Common Name: Red-breasted Nuthatch
Latin Name: Sitta canadensis
Size and identifying feature: 11cm in length. Could be confused with a chickadee at first glance but look for them hanging on tree trunks head facing down 😊
Sounds: ni-ni-ni, yank-yank-yank
Habitat, Diet and Ecosystem Role
Range: Found across North America either year-round or as a winter resident
Habitat: Natural habitat is primarily conifer forests but can be found in mixed forests but also a frequent backyard visitor.
Diet: Insects and conifer seeds. Will also visit backyard feeders.
Ecosystem Role: Important insect eater, particularly for spruce budworm. Nuthatches can be seen sticking their beaks under bark to get at insects and in years when spruce budworm is high, nuthatches can be seen picking them off in large numbers, preventing trees from getting too damaged.
White-breasted Nuthatch - A. Elliott
Nuthatches can be distinguished from other birds by their upside down posture on trees.
Nuthatch migration depends on food availability. If there is lots of food, the birds won’t migrate but if food is scarce, they will shift their range in the winter. This is known as irruption. Snowy owls are another irruptive species which can be found in great numbers around Calgary some years and barely any the next.
Red-breasted nuthatches are small but mighty. During nesting season they can be seen chasing off larger birds, aggressively defending their territory.

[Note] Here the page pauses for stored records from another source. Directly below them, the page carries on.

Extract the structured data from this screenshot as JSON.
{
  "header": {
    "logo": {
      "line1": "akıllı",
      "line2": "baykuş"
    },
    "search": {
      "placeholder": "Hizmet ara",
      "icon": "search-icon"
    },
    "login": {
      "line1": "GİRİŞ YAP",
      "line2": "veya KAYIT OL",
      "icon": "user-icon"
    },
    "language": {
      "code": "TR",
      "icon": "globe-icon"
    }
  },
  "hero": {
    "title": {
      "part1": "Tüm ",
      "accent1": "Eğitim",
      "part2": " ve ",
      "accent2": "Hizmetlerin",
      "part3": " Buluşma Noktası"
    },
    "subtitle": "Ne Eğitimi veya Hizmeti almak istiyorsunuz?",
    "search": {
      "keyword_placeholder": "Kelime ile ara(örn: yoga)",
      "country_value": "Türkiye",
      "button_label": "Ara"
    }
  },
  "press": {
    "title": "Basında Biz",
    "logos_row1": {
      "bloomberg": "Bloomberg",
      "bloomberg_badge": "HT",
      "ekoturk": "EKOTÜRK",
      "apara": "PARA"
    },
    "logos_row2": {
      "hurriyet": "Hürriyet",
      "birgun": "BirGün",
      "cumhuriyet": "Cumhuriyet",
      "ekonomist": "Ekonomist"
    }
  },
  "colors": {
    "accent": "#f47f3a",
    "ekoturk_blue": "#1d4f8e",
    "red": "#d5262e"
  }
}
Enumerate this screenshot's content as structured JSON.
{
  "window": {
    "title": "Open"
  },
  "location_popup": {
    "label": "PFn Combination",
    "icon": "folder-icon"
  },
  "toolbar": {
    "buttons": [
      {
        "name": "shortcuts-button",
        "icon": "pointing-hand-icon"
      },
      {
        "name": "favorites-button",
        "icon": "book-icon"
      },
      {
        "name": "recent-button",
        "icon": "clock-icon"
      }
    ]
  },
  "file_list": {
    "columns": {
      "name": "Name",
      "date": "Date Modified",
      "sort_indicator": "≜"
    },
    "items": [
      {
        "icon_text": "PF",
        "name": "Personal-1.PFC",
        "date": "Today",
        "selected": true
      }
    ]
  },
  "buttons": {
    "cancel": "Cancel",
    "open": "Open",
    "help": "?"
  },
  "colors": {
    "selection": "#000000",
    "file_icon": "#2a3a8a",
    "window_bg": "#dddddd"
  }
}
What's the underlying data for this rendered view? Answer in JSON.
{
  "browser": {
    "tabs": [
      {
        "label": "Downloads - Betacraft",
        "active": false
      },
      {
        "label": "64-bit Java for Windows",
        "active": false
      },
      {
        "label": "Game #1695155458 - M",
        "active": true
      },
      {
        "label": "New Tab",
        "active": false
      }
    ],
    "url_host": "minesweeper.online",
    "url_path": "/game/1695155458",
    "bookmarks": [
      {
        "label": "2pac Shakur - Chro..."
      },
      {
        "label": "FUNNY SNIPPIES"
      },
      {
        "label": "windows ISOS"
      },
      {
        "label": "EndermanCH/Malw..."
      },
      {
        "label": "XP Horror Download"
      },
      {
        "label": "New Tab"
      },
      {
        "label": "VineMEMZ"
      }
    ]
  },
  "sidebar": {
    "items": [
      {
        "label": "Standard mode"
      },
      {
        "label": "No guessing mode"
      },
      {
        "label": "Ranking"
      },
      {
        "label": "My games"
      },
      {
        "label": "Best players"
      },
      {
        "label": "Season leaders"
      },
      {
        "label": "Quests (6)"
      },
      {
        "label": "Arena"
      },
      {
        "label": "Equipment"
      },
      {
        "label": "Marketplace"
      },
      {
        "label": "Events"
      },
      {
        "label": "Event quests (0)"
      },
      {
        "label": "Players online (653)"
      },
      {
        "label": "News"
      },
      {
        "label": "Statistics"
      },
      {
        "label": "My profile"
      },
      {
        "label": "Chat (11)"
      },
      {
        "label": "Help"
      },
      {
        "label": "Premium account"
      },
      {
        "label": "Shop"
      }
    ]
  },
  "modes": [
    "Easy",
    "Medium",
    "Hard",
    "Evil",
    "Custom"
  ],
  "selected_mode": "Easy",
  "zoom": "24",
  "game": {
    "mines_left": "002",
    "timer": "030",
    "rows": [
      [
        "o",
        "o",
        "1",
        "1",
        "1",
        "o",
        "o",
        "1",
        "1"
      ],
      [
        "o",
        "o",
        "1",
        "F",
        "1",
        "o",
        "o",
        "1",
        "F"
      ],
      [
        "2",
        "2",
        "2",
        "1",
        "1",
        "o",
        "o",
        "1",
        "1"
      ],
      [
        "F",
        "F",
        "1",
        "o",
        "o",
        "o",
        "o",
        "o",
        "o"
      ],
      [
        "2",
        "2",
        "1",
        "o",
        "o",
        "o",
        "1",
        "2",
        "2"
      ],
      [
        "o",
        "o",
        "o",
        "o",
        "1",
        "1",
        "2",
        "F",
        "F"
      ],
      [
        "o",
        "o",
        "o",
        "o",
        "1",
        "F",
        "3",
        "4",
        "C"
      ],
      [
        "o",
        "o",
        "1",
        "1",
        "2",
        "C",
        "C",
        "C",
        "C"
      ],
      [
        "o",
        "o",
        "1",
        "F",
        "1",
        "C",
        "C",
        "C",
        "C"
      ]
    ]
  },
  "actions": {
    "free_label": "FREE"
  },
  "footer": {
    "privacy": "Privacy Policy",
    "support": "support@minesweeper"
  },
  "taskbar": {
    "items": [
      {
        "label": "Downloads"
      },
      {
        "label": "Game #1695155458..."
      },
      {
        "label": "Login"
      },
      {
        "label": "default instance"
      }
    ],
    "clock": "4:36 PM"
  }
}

The Red-breasted Nuthatch is a cavity nester. It can make its own nest or will use a cavity previously made by a woodpecker or a bird box. They often will smear sticky sap or resin around the outside of their nest hole to which may help ward off pests like ants.
Nuthatches are easy to attract to backyard nest boxes. For their safety, ensure the hole is no bigger than 1-1/8" in size. Nest predators including house sparrows may destroy the nest if they can fit in.

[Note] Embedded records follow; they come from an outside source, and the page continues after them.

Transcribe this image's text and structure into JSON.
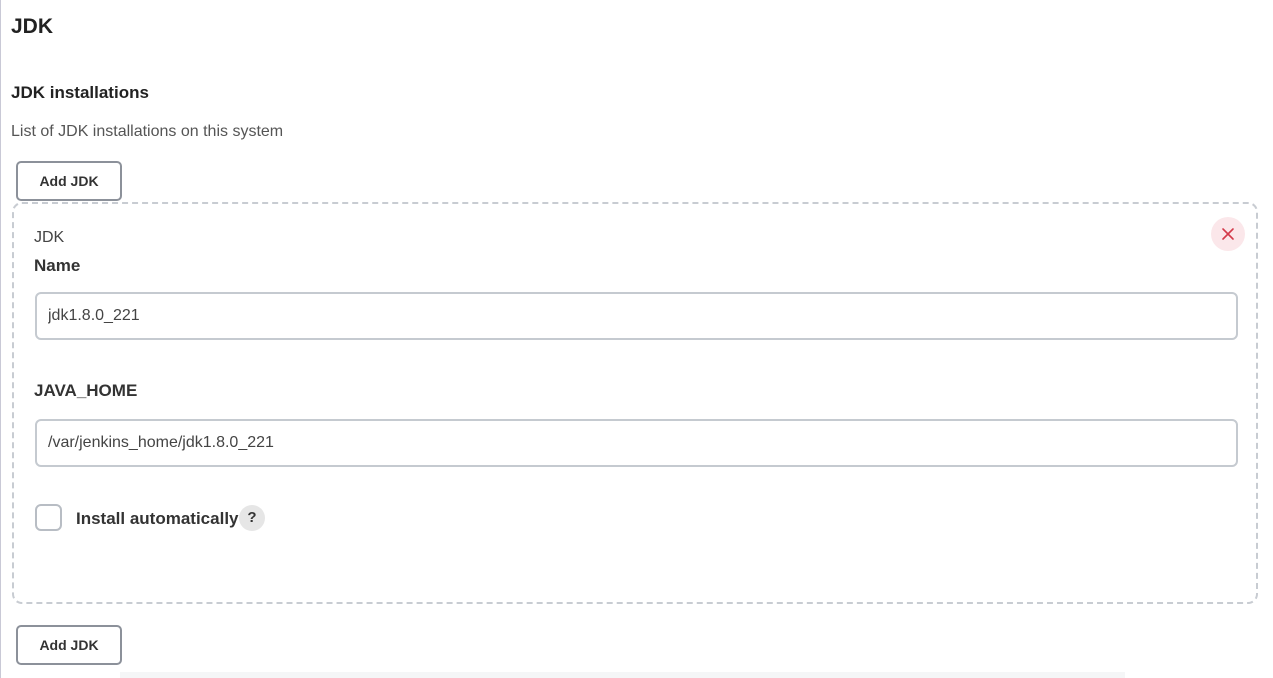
{
  "section": {
    "title": "JDK",
    "installations_label": "JDK installations",
    "installations_description": "List of JDK installations on this system",
    "add_button_label": "Add JDK"
  },
  "jdk_entry": {
    "heading": "JDK",
    "name_label": "Name",
    "name_value": "jdk1.8.0_221",
    "java_home_label": "JAVA_HOME",
    "java_home_value": "/var/jenkins_home/jdk1.8.0_221",
    "install_automatically_label": "Install automatically",
    "install_automatically_checked": false,
    "help_icon": "question-mark-icon",
    "help_glyph": "?",
    "delete_icon": "close-icon"
  },
  "colors": {
    "delete_accent": "#d33a4a",
    "delete_background": "#fbe7ea",
    "border": "#c5cad0"
  }
}
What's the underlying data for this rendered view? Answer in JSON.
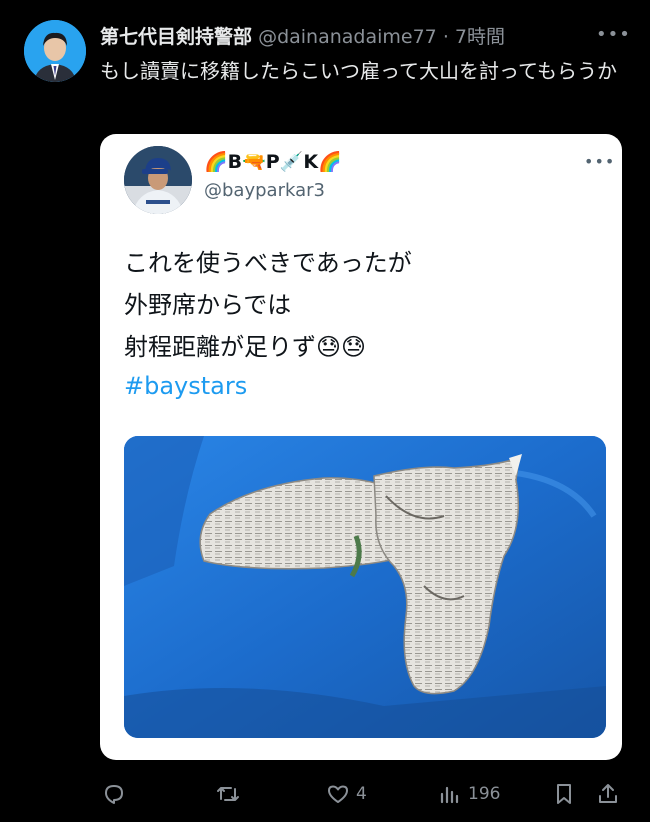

In the summer nuthatches eat primarily invertebrates including spiders, ants, caterpillars and beetles while in the winter they switch to a diet of conifer seeds although they will stash insects under tree bark to be eaten when times get tough. They can be encouraged to visit backyard feeders with sunflower seeds.
Red-breasted nuthatches typically have one brood per season with 1-8 chicks. Nestlings stay in the nest for less than 2 weeks before fledging! They aren't on their own though, both parents will continue to care for the young and teach them throughout the summer. Nesting success depends on the availability of their invertebrate food so don't spray for bugs, let nuthatches be your natural pest control!
Red-breasted nuthatches are one of two nuthatch species in Alberta. The other is the slightly larger white-breasted nuthatch. The calls are similar but the white-breasted has an almost entirely white front compared to the red-breast and black eye streaks of the red-breasted.
How are Red-breasted Nuthatches faring in Calgary?
Every May citizen scientists led by Nature Calgary perform a spring bird count. Not only do these counts help estimate the presence of birds now but over time these numbers can help identify trends in bird populations as the city continues to grow and change. The count covers an 80km radius from the center of the city as seen in the image below. To the right are population trend numbers for Red-breasted Nuthatches between 1979 and 2021
The Christmas Bird Count is another way that citizen scientists are helping keep track of birds across the world. Every year people are invited to document birds both in their yards and while they are out over a specific 24 hour period in December. This past December, 200 Red-breasted Nuthatches were recorded, a 48% decrease over the 10 year average.